Groups interested in exploring more of Macon’s musical heritage should book an outing with Rock Candy Tours, a local company that highlights music history sites around the city. During the tours, visitors will see the homes, offices, “crash pads” and favorite local establishments frequented by some of the famous artists who spent time in Macon. Along the way, they also learn about some of the local characters who played pivotal background roles in helping the area’s rising stars.
Rock Candy Tours offers the experience as guided walking tours, trolley tours and step-on tours for motorcoach groups. The company also operates the Free Birds and Night Owls Pub Tour, which takes small groups to some of the downtown landmarks, nightclubs and local bars popular with Macon’s musical heroes.
On the outskirts of town, Ocmulgee National Monument marks the site where a number of prehistoric Indian cultures built burial and ceremonial mounds. Groups can visit a museum at the visitors center and walk into a reconstructed ceremonial mound to learn about the rituals that took place there many centuries ago.
Closer to downtown, the Hay House is a wonderful example of antebellum architecture. Built between 1845 and 1849, this seven-story home was inspired by palatial architecture in Europe and features vaulted ceilings, stained-glass windows and doors, detailed wall murals and a hidden room. Group tours visit three floors of the home, including its large basement, and the wine cellar beneath the front porch.
On Georgia’s Atlantic coast, Savannah has earned a reputation as a classic Southern charmer, with landscaped public squares and immaculately restored historic homes. Groups touring the city will hear story after gripping story of the distinctive men and women who have made the city what it is today.
The best way for a group to begin a visit to Savannah is on a trolley tour.

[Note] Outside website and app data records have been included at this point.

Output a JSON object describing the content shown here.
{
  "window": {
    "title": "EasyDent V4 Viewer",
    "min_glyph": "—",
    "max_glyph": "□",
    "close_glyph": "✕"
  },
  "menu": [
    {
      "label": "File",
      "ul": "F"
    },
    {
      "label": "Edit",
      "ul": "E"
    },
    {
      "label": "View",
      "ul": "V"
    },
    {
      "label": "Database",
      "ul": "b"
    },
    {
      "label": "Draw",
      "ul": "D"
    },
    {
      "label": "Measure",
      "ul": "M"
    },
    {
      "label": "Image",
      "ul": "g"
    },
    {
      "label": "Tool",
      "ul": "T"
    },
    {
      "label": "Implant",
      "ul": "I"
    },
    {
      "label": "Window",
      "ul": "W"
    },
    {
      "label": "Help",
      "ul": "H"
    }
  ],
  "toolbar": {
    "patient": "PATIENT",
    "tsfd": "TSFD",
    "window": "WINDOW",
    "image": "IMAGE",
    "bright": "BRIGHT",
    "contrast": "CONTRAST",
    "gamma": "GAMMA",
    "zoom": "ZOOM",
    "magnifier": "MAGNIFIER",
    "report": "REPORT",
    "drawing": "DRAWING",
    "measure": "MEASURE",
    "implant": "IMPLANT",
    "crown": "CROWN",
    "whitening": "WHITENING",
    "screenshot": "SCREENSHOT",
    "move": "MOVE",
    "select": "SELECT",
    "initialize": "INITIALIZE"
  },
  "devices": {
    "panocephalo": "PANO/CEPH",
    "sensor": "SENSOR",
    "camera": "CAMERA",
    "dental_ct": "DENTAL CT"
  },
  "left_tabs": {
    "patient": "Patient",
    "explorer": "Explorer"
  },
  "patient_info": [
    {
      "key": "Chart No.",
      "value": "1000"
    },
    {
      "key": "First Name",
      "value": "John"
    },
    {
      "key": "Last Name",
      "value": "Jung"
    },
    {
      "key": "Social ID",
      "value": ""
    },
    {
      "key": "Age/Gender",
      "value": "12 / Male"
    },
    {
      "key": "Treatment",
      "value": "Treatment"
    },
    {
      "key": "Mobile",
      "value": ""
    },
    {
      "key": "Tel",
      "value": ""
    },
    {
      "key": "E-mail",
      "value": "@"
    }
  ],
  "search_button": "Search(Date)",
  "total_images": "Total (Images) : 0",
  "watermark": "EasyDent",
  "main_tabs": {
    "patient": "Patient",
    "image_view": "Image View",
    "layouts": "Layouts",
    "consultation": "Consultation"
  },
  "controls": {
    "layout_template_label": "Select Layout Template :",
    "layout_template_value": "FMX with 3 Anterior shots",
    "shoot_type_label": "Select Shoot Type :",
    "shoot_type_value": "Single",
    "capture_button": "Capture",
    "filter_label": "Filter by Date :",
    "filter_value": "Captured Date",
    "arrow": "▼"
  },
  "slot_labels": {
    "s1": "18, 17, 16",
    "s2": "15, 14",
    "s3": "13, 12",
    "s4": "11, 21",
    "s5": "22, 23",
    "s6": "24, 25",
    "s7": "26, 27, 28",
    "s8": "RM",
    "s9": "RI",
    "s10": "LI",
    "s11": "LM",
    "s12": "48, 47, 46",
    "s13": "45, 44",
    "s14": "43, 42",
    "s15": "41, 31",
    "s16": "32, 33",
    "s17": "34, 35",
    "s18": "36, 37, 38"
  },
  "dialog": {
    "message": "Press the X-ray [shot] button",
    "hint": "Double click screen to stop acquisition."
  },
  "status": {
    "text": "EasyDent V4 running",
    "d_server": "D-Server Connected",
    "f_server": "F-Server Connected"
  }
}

During the course of the tours, drivers tell some of the great stories of Savannah’s beginnings and its 20th-century renaissance. The city was founded in 1733 by Gen. James Oglethorpe and a number of English settlers as the seat of the Georgia colony. Oglethorpe planned the city’s design before even arriving, laying it out on a grid of blocks that surrounded 24 public squares.
Today, 22 of those public squares still exist, giving Savannah its distinct character. Each square is unique, but many feature beautiful flowers and iconic live oak trees draped with Spanish moss. Each square also has a historical monument in the middle, and tour guides tell the stories of some of the most famous monuments and the people they honor.
First African Baptist Church has one of the most compelling stories in all of Savannah. The church was formed by slaves in 1777; in 1855, slaves working on area plantations constructed the current building in their precious free time.
During a tour, groups hear about the church’s role in Savannah history — it was here that the Emancipation Proclamation was first read aloud in the city — and see its historic furnishings. The balcony has pews dating back to the 1870s, some of which are adorned with mystical inscriptions in foreign languages.
In Pooler, a small town just outside Savannah, travelers hear more stories of valor at the Mighty 8th Air Force Museum. This division of the Army Air Force served heroically in England during World War II.
The impressive exhibits at this museum give visitors a well-rounded understanding of the history of the Mighty 8th and the young soldiers’ experiences abroad. In addition to artifact galleries, the museum features “the Mission Experience,” a series of immersive films that give visitors a glimpse at a day in the life of a bomber pilot and crew.
For more information go to www.exploregeorgia.org.